I also remember the 1972 B-52 Crash. I lived in Conway Hills Subdivision on Leola Lane. This was the last street in the subdivision with orange groves behind & beside my street. Just through the orange grove behind my house was Conway Little League Field. We were always playing in the organge groves or at the little league baseball fields. That day, we were behind the senior league field close to the pond in the orange grove. Living in the flight pattern for McCoy AFB we were all used to the B-52s coming over. I think every house on our street had at least one crack in the cinder block walls. Sometimes we hardly even noticed the planes but we all looked up at this plane - it was much, much lower and louder as it was coming towards us. It almost looked as if it were weaving through the senior field lights as it passed over. We didn't see any smoke or fire coming from the plane. From where we were, we just watched the plane continue, very low towards the AFB We saw it disappear over the orange grove between our subdivision and Shenadoah Elementary until we could't see it anymore. We then heard a large boom and saw a huge mushroom cloud of smoke rise up over the orange grove. We knew it had crashed. We heard sirens for what seemed like hours.

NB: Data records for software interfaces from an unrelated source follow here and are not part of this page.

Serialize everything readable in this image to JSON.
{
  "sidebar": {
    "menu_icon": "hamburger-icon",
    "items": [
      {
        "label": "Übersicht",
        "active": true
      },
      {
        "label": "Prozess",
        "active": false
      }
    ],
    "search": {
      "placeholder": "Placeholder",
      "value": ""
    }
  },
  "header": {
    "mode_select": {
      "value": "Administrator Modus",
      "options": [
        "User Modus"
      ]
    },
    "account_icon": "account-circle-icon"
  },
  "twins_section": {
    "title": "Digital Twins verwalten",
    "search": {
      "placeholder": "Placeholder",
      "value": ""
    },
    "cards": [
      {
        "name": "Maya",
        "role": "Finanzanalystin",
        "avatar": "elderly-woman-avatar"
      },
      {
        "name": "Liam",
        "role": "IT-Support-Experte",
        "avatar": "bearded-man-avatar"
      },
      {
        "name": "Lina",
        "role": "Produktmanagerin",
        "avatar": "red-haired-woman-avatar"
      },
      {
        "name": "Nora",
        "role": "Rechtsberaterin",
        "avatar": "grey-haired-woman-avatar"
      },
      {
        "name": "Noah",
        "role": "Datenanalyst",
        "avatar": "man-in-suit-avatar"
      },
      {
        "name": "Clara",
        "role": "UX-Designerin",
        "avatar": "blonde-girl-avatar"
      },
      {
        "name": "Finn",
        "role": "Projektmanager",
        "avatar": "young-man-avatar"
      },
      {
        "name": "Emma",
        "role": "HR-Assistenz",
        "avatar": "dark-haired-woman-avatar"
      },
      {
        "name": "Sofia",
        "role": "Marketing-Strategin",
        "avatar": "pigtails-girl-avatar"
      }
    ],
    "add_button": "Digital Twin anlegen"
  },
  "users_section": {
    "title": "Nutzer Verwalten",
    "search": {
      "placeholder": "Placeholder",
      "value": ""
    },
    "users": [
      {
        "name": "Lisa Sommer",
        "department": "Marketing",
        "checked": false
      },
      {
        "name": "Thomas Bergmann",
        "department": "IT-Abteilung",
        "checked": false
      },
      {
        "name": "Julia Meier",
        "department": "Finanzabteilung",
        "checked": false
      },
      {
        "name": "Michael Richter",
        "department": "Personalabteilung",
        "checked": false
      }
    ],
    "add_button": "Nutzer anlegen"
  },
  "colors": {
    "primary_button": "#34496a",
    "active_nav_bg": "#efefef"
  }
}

Later that night, we saw on the news where Anthony Ellington was hurt and had been moved to a Texas Burn Center. Anthony was a friend of mine. I can't remember exactly now but it seems like a couple of days passed and we learned Anthony had died. I remember him as a strong & competitive boy, everyone liked him. This is a childhood memory I have always lived with and is something I will never forget.


I will always rember that day, I was out side riding my bike with my brother when we saw the plane come over us, we lived on Montrose Ct in Conway, we thaouht it was very low, but we were so use to seeing B52s that we thought nothing of it, till we felt the groung shake, and a big ball of flames and black smoke comming from above the trees, we then began to follow were the smoke was comming from, down on S. Conway Rd, we knew then that a plane crashed, but we had no idea it was the one that just passed us, when we got close, the heat was terrible, we had to stop becouse the sheriff was keeping us away from getting closer.
I still rember that pool you talk about, that house stood vacant for years after that.
Take care

plane crash 3-31-1972

Hey Donna, I was your classmate at Shenendoah and your neighbor, I was also with my brothers and Anthony on that day we all got burned, I still go by there every once in a while, you had a brother (Danny) I think, we used to play together.

article | by Dr. Radut